A week later the property manager filed yet another complaint, this one stating that several residents at the complex had been “concerned and afraid to say anything to [Pielarz] because he has flashed his badge and told people he is an officer, so they don’t want him to come after them.” By then, Pielarz’s car had had to be towed for parking in other residents’ spots.
In mid-January, deputy Nate Smith wrote Bovino that Pielarz’s training was not improving, with “numerous deficiencies” observed in a certain phase of his training. His skills at writing reports were lacking. He would leave out important parts of narratives in his reports. He was often late turning them in, causing overtime issues. And, Smith reported, it became “painfully evident” that Pielarz had a personal hygiene issue that would affect his personal image “and can definitely be a barrier when communicating with other agency members and the public.” The report concluded with concerns that extending the training phase may not be sufficient as Pielarz’s response had been inconsistent.

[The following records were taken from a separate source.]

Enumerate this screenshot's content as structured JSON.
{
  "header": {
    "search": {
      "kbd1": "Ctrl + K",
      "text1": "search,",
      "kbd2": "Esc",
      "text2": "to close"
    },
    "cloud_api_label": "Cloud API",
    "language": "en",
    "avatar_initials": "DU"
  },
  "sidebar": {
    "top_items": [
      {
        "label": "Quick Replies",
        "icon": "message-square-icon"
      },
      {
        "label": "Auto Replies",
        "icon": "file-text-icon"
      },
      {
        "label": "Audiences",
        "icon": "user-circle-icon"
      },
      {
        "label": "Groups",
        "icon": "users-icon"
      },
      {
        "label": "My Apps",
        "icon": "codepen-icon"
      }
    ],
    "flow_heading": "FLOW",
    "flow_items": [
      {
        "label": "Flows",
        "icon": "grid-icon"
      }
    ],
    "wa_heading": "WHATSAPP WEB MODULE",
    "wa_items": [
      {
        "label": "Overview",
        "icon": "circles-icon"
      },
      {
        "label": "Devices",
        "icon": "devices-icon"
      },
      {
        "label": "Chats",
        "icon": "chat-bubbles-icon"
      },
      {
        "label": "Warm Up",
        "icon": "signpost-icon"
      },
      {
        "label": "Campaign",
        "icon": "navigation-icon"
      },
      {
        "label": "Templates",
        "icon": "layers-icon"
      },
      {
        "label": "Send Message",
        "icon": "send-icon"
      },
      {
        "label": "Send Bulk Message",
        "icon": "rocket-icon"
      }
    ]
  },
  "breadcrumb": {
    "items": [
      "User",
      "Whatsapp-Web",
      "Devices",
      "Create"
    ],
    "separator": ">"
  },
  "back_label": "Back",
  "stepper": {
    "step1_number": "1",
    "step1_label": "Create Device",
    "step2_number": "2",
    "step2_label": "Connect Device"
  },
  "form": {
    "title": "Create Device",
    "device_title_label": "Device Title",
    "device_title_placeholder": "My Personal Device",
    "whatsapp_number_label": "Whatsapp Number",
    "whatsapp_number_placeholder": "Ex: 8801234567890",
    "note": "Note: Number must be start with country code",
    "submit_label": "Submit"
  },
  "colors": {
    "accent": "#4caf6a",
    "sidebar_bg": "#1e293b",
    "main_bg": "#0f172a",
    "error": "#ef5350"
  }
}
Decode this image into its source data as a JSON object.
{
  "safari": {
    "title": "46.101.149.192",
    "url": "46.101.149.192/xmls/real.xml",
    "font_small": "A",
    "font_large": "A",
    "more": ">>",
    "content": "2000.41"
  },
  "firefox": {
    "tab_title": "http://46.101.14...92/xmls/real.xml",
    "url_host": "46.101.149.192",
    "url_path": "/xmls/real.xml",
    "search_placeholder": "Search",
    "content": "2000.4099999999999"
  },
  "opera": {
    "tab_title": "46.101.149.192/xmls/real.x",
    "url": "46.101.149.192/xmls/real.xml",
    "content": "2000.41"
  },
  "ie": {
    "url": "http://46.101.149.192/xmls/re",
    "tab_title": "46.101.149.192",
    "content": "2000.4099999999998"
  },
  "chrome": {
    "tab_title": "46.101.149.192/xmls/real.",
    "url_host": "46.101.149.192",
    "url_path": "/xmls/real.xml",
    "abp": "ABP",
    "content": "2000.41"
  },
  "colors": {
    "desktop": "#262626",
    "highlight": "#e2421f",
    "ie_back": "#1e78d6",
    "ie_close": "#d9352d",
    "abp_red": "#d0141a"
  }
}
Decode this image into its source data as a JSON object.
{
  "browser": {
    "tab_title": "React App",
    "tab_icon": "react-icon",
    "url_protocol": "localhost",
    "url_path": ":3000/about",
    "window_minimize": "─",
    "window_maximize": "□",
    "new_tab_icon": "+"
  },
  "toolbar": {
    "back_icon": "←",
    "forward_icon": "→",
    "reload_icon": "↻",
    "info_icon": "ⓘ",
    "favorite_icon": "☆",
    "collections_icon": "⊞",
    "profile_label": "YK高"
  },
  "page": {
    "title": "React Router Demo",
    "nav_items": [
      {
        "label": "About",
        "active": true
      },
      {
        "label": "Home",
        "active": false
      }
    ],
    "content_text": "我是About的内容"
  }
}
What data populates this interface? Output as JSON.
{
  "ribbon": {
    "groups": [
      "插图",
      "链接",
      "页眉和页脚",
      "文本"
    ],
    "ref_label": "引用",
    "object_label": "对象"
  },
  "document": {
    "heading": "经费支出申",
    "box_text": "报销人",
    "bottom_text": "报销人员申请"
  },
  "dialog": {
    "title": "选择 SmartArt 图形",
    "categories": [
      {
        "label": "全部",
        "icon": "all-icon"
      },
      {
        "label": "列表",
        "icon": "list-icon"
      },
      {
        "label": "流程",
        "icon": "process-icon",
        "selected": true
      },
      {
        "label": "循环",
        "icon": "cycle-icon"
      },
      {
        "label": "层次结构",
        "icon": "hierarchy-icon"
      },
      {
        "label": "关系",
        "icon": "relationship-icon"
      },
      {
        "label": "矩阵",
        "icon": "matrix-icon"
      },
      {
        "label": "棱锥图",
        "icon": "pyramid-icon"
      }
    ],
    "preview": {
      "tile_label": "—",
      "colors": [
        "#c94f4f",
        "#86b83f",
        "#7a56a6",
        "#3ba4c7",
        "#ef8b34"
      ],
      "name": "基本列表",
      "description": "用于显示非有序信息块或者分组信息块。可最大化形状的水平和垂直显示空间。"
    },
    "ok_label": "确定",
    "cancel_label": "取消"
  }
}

Ten days later, Senior Cmdr. Stephen Cole wrote Chief Deputy Jeff Hoffman to recommend that Pielarz be “relieved from his position” for failing to successfully complete the probationary period. His remedial training had led to no improvements, and Cole referred to the incident at the housing complex as a serious lapse, where he had appeared to the manager as if he were trying to gain “some type of monetary gain due to his political position.”
It appeared that the manager’s complaint had not been the only such report. “The behavior described by this complainant,” Cole wrote, “is consistent with other feedback from the FTO’s as Deputy Pielarz being arrogant, unprofessional, and [displaying] an inability of properly talking to the public.”
He was soon fired.
According to the account his girlfriend gave police in Pielarz’s arrest report, he had received an “inappropriate” text from another woman, prompting his girlfriend to say, “I hate you.” Pielarz, who had been drinking vodka and been sleeping, then jumped out of bed, followed her to the bathroom, allegedly placed his hands around her neck and said: “What did you say to me?” The alleged victim said “she had her back against the towel rod and Mr. Pielarz reached both of his hands around her, grabbed the towel rod, and broke it from its supports.”
When the woman tried to leave, she said he took her phone and purse and pushed her onto the couch. The woman said she “screamed for help and Mr. Pielarz stated he was going to kill himself.” He then left the apartment at 4600 East Moody Boulevard, got on his motorcycle, sped through the parking lot, then returned to offer his apologies to his girlfriend. (The couple had been dating since November and been living together since January.)
In Pielarz’s account to deputies, he had been sleeping on his bed when “he awoke to what he believed to be the dog,” according to the arrest report. He “pushed the dog away but in fact it was his girlfriend.” He said he’d received the text message that had upset her, so he decided to leave the apartment with his dog but his girlfriend continued to argue with him, following him to his motorcycle, where a Bunnell Police Department officer ended the confrontation. The officer noted lacerations to Pielarz’s right hand, which Pielarz attributed to the towel rod.
He faces one count of domestic battery by strangulation, a third-degree felony. As of this morning, his booking was not appearing in the sheriff’s jail website, though he was booked there late Thursday night or early Friday morning. Court papers indicate he was placed under the supervision of pre-trial services and issued a no-contact order regarding his girlfriend. His felony arraignment is set for March 28 before Circuit Judge Matthew Foxman.